It’s back to Earth and straight into action for Supergirl in this week’s release from DC and once more under the Year Of The Villain banner.
After the disastrous, in almost every way, final issue of The House Of El United storyline last issue, writer Marc Andreyko returns Supergirl to National City to face a new enemy, one that has been plaguing other sectors of the DC universe: Leviathan.
Luckily for casual readers, a keen understanding of the greater DC Universe is not needed to enjoy this issue of Supergirl. Everything you need to know about the villains and what they’ve been up to is presented in this comic. As a result, the narrative flows much more evenly than in issue 33 which was like a handful of stories stuck together with no thought about the single issue they were a part of.
Return of Supergirl
In Post Mortem Andreyko is telling a story about Supergirl, or to be more precise Kara Danvers, as she returns home to find everything has changed. There are some surprising and even horrific moments in this issue which Andreyko times wonderfully for greatest impact. The different strands of the story weave around each other leading the reader on an emotional journey. Heartbreak and excitement go hand in hand as the reader witnesses Kara’s world torn apart.
This comic is emotionally gripping because Eduardo Pansica’s pencils and Julio Ferreira’s inks capture the character’s reactions in a visually stunning way. Words are not needed to understand Kara’s emotional state and the reader is hit hard by her physical and emotional distress. The inking is less defined than recent issues, giving everything a harsher edge.
Added to this is the realistic coloring by Fco Plascencia firmly setting the action on Earth. Gone are the flat, Pop Art colors of recent issues. Plascencia’s colors work better with the new inking style, giving the overall aesthetic a mature look more fitting for the story Andreyko is telling.

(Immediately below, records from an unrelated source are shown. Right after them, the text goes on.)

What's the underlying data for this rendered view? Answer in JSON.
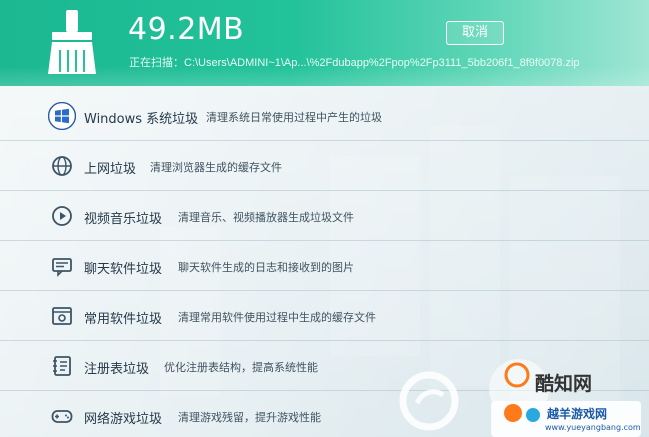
{
  "header": {
    "size": "49.2MB",
    "scan_text": "正在扫描：C:\\Users\\ADMINI~1\\Ap...\\%2Fdubapp%2Fpop%2Fp3111_5bb206f1_8f9f0078.zip",
    "cancel_label": "取消",
    "accent": "#1bb892"
  },
  "items": [
    {
      "title": "Windows 系统垃圾",
      "desc": "清理系统日常使用过程中产生的垃圾",
      "icon": "windows-icon"
    },
    {
      "title": "上网垃圾",
      "desc": "清理浏览器生成的缓存文件",
      "icon": "globe-icon"
    },
    {
      "title": "视频音乐垃圾",
      "desc": "清理音乐、视频播放器生成垃圾文件",
      "icon": "play-icon"
    },
    {
      "title": "聊天软件垃圾",
      "desc": "聊天软件生成的日志和接收到的图片",
      "icon": "chat-icon"
    },
    {
      "title": "常用软件垃圾",
      "desc": "清理常用软件使用过程中生成的缓存文件",
      "icon": "software-icon"
    },
    {
      "title": "注册表垃圾",
      "desc": "优化注册表结构，提高系统性能",
      "icon": "registry-icon"
    },
    {
      "title": "网络游戏垃圾",
      "desc": "清理游戏残留，提升游戏性能",
      "icon": "gamepad-icon"
    }
  ],
  "watermark": {
    "brand": "酷知网",
    "site_name": "越羊游戏网",
    "site_url": "www.yueyangbang.com"
  }
}
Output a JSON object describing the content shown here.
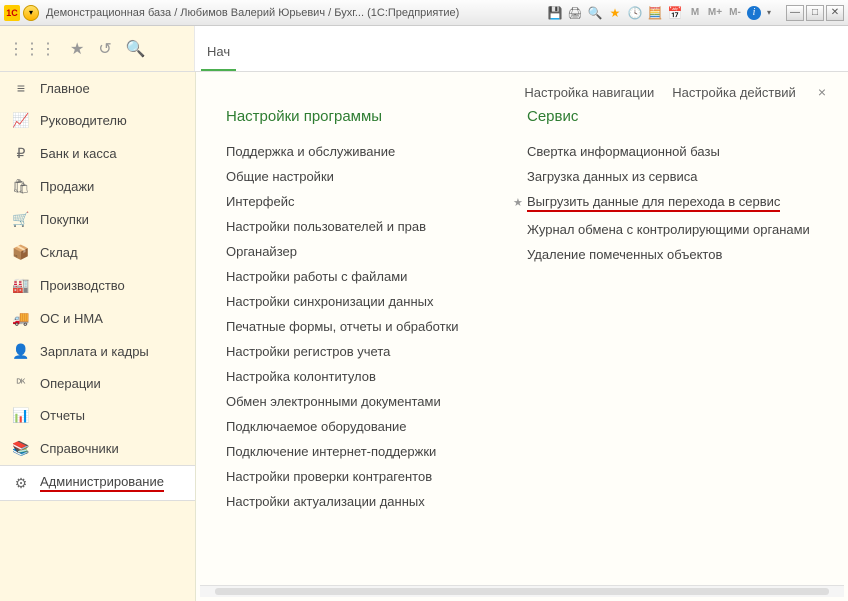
{
  "titlebar": {
    "title": "Демонстрационная база / Любимов Валерий Юрьевич / Бухг...   (1С:Предприятие)"
  },
  "topbar": {
    "tab_label": "Нач"
  },
  "sidebar": {
    "items": [
      {
        "icon": "≡",
        "label": "Главное"
      },
      {
        "icon": "📈",
        "label": "Руководителю"
      },
      {
        "icon": "₽",
        "label": "Банк и касса"
      },
      {
        "icon": "🛍",
        "label": "Продажи"
      },
      {
        "icon": "🛒",
        "label": "Покупки"
      },
      {
        "icon": "📦",
        "label": "Склад"
      },
      {
        "icon": "🏭",
        "label": "Производство"
      },
      {
        "icon": "🚚",
        "label": "ОС и НМА"
      },
      {
        "icon": "👤",
        "label": "Зарплата и кадры"
      },
      {
        "icon": "ᴰᴷ",
        "label": "Операции"
      },
      {
        "icon": "📊",
        "label": "Отчеты"
      },
      {
        "icon": "📚",
        "label": "Справочники"
      },
      {
        "icon": "⚙",
        "label": "Администрирование"
      }
    ]
  },
  "content": {
    "header": {
      "nav_settings": "Настройка навигации",
      "action_settings": "Настройка действий"
    },
    "col1": {
      "title": "Настройки программы",
      "items": [
        "Поддержка и обслуживание",
        "Общие настройки",
        "Интерфейс",
        "Настройки пользователей и прав",
        "Органайзер",
        "Настройки работы с файлами",
        "Настройки синхронизации данных",
        "Печатные формы, отчеты и обработки",
        "Настройки регистров учета",
        "Настройка колонтитулов",
        "Обмен электронными документами",
        "Подключаемое оборудование",
        "Подключение интернет-поддержки",
        "Настройки проверки контрагентов",
        "Настройки актуализации данных"
      ]
    },
    "col2": {
      "title": "Сервис",
      "items": [
        "Свертка информационной базы",
        "Загрузка данных из сервиса",
        "Выгрузить данные для перехода в сервис",
        "Журнал обмена с контролирующими органами",
        "Удаление помеченных объектов"
      ],
      "highlighted_index": 2
    }
  }
}
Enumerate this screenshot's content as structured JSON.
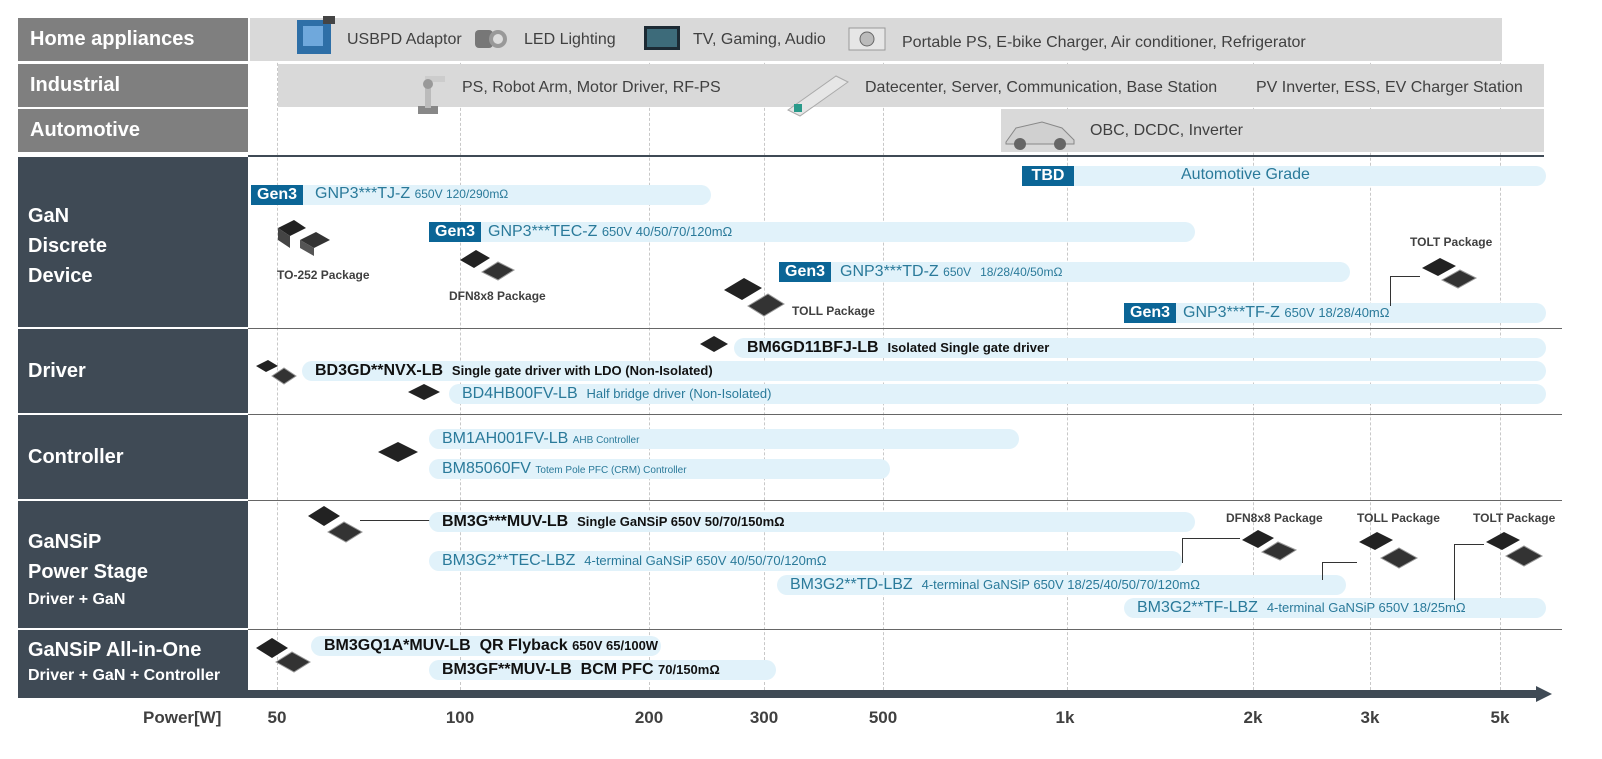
{
  "applications": [
    {
      "label": "Home appliances",
      "items": [
        "USBPD Adaptor",
        "LED Lighting",
        "TV, Gaming, Audio",
        "Portable PS, E-bike Charger, Air conditioner, Refrigerator"
      ]
    },
    {
      "label": "Industrial",
      "items": [
        "PS, Robot Arm, Motor Driver, RF-PS",
        "Datecenter, Server, Communication, Base Station",
        "PV Inverter, ESS, EV Charger Station"
      ]
    },
    {
      "label": "Automotive",
      "items": [
        "OBC, DCDC, Inverter"
      ]
    }
  ],
  "categories": {
    "gan": [
      "GaN",
      "Discrete",
      "Device"
    ],
    "driver": "Driver",
    "controller": "Controller",
    "gansip": [
      "GaNSiP",
      "Power Stage",
      "Driver + GaN"
    ],
    "aio": [
      "GaNSiP All-in-One",
      "Driver + GaN + Controller"
    ]
  },
  "gan": {
    "tbd_tag": "TBD",
    "tbd_text": "Automotive Grade",
    "p1": {
      "tag": "Gen3",
      "name": "GNP3***TJ-Z",
      "spec": "650V 120/290mΩ"
    },
    "p2": {
      "tag": "Gen3",
      "name": "GNP3***TEC-Z",
      "spec": "650V 40/50/70/120mΩ"
    },
    "p3": {
      "tag": "Gen3",
      "name": "GNP3***TD-Z",
      "spec1": "650V",
      "spec2": "18/28/40/50mΩ"
    },
    "p4": {
      "tag": "Gen3",
      "name": "GNP3***TF-Z",
      "spec": "650V 18/28/40mΩ"
    },
    "pkg_to252": "TO-252 Package",
    "pkg_dfn": "DFN8x8 Package",
    "pkg_toll": "TOLL Package",
    "pkg_tolt": "TOLT Package"
  },
  "driver": {
    "d1": {
      "name": "BM6GD11BFJ-LB",
      "desc": "Isolated Single gate driver"
    },
    "d2": {
      "name": "BD3GD**NVX-LB",
      "desc": "Single gate driver with LDO (Non-Isolated)"
    },
    "d3": {
      "name": "BD4HB00FV-LB",
      "desc": "Half bridge driver (Non-Isolated)"
    }
  },
  "controller": {
    "c1": {
      "name": "BM1AH001FV-LB",
      "desc": "AHB Controller"
    },
    "c2": {
      "name": "BM85060FV",
      "desc": "Totem Pole PFC (CRM) Controller"
    }
  },
  "gansip": {
    "s1": {
      "name": "BM3G***MUV-LB",
      "desc": "Single GaNSiP 650V 50/70/150mΩ"
    },
    "s2": {
      "name": "BM3G2**TEC-LBZ",
      "desc": "4-terminal GaNSiP 650V 40/50/70/120mΩ"
    },
    "s3": {
      "name": "BM3G2**TD-LBZ",
      "desc": "4-terminal GaNSiP 650V 18/25/40/50/70/120mΩ"
    },
    "s4": {
      "name": "BM3G2**TF-LBZ",
      "desc": "4-terminal GaNSiP 650V 18/25mΩ"
    },
    "pkg_dfn": "DFN8x8 Package",
    "pkg_toll": "TOLL Package",
    "pkg_tolt": "TOLT Package"
  },
  "aio": {
    "a1": {
      "name": "BM3GQ1A*MUV-LB",
      "desc": "QR Flyback",
      "spec": "650V 65/100W"
    },
    "a2": {
      "name": "BM3GF**MUV-LB",
      "desc": "BCM PFC",
      "spec": "70/150mΩ"
    }
  },
  "axis": {
    "label": "Power[W]",
    "ticks": [
      "50",
      "100",
      "200",
      "300",
      "500",
      "1k",
      "2k",
      "3k",
      "5k"
    ]
  },
  "colors": {
    "accent": "#0b6596",
    "bar": "#e1f2fa",
    "category_bg": "#3f4a55",
    "app_bg": "#7f7f7f",
    "band": "#d9d9d9"
  }
}
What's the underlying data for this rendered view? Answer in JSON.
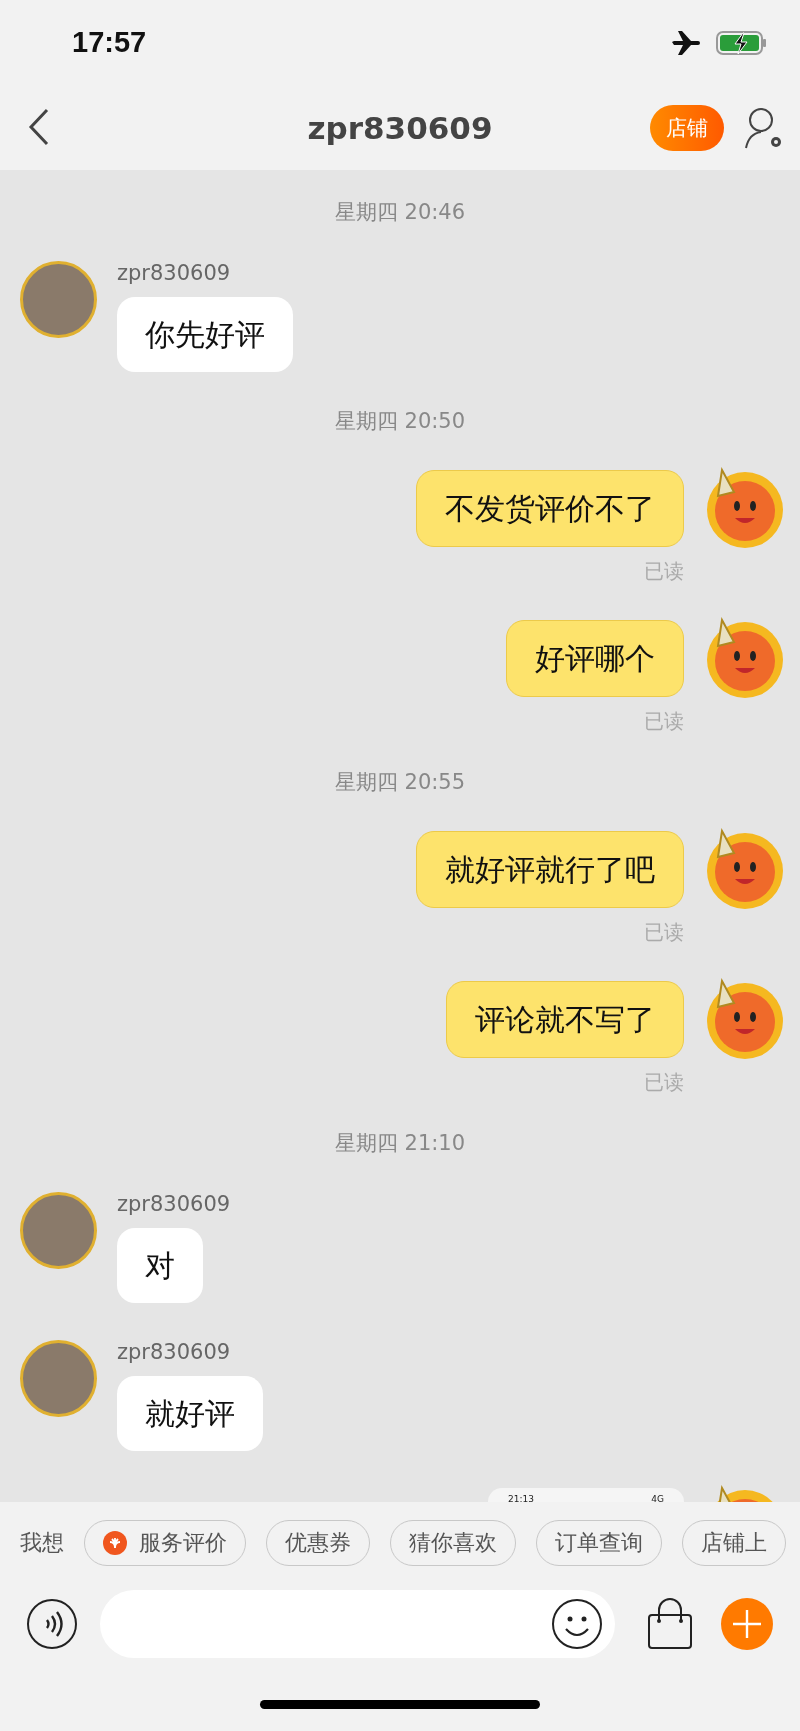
{
  "status_bar": {
    "time": "17:57"
  },
  "header": {
    "title": "zpr830609",
    "shop_button": "店铺"
  },
  "messages": [
    {
      "kind": "time",
      "text": "星期四 20:46"
    },
    {
      "kind": "incoming",
      "name": "zpr830609",
      "text": "你先好评"
    },
    {
      "kind": "time",
      "text": "星期四 20:50"
    },
    {
      "kind": "outgoing",
      "text": "不发货评价不了",
      "status": "已读"
    },
    {
      "kind": "outgoing",
      "text": "好评哪个",
      "status": "已读"
    },
    {
      "kind": "time",
      "text": "星期四 20:55"
    },
    {
      "kind": "outgoing",
      "text": "就好评就行了吧",
      "status": "已读"
    },
    {
      "kind": "outgoing",
      "text": "评论就不写了",
      "status": "已读"
    },
    {
      "kind": "time",
      "text": "星期四 21:10"
    },
    {
      "kind": "incoming",
      "name": "zpr830609",
      "text": "对"
    },
    {
      "kind": "incoming",
      "name": "zpr830609",
      "text": "就好评"
    },
    {
      "kind": "image",
      "time": "21:13",
      "network": "4G"
    }
  ],
  "quick_replies": {
    "label": "我想",
    "chips": [
      {
        "label": "服务评价",
        "kind": "icon"
      },
      {
        "label": "优惠券",
        "kind": "plain"
      },
      {
        "label": "猜你喜欢",
        "kind": "plain"
      },
      {
        "label": "订单查询",
        "kind": "plain"
      },
      {
        "label": "店铺上",
        "kind": "plain"
      }
    ]
  }
}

The lettering used for Briainiac and his quest for knowledge helps to single out this part of the story. Although part of the Supergirl world, Brianiac’s journey is separate from the main story and this is instantly made clear by the pink text and boarders on the speech balloons. This style does not feature in any other part of the comic making it unique to this aspect of the story and in turn reminding the reader that this is an aside; world and plot building.
Tom Napolitano uses overlapping speech balloons to push the narrative forward, increasing the pace of the dialogue. He also uses connectors for the opposite effect, emphasising a character’s reaction or a particular part of the speech. Not only does this control the reader across the panels but also adds depth to the characters.
This issue of Supergirl has a lot to do. It has to move Kara on from her previous adventure, re-introduce her to a world she left months ago and tie in with a publisher wide event story. Andreyko handles the task suitably well. He creates an exciting story and fills it full of traumatic experiences, some bordering on horror. The ridiculous space story that preceded this is wiped away within the first few pages; forgotten and barely mentioned.
This is a return to form for Supergirl, with a creative team who are comfortable working together. Plascencia’s colors and Napolitano’s letters complement Pansica’s pencils and Ferreira’s inks. Overall the visuals have improved greatly from previous issues aiding the telling of a difficult story.
Supergirl #34 may not seem like a great jumping on point but everything you need to know is in this issue. And it is presented in a dynamic, entertaining way. DC just need to stop using Supergirl as a sidekick for the other superheroes in the DC Universe and let her enjoy being the star that she is. And with the recent announcement of a new creative team, including Jody Houser and Rachael Stott, starting in December, it would seem to be up, up, and away for Supergirl.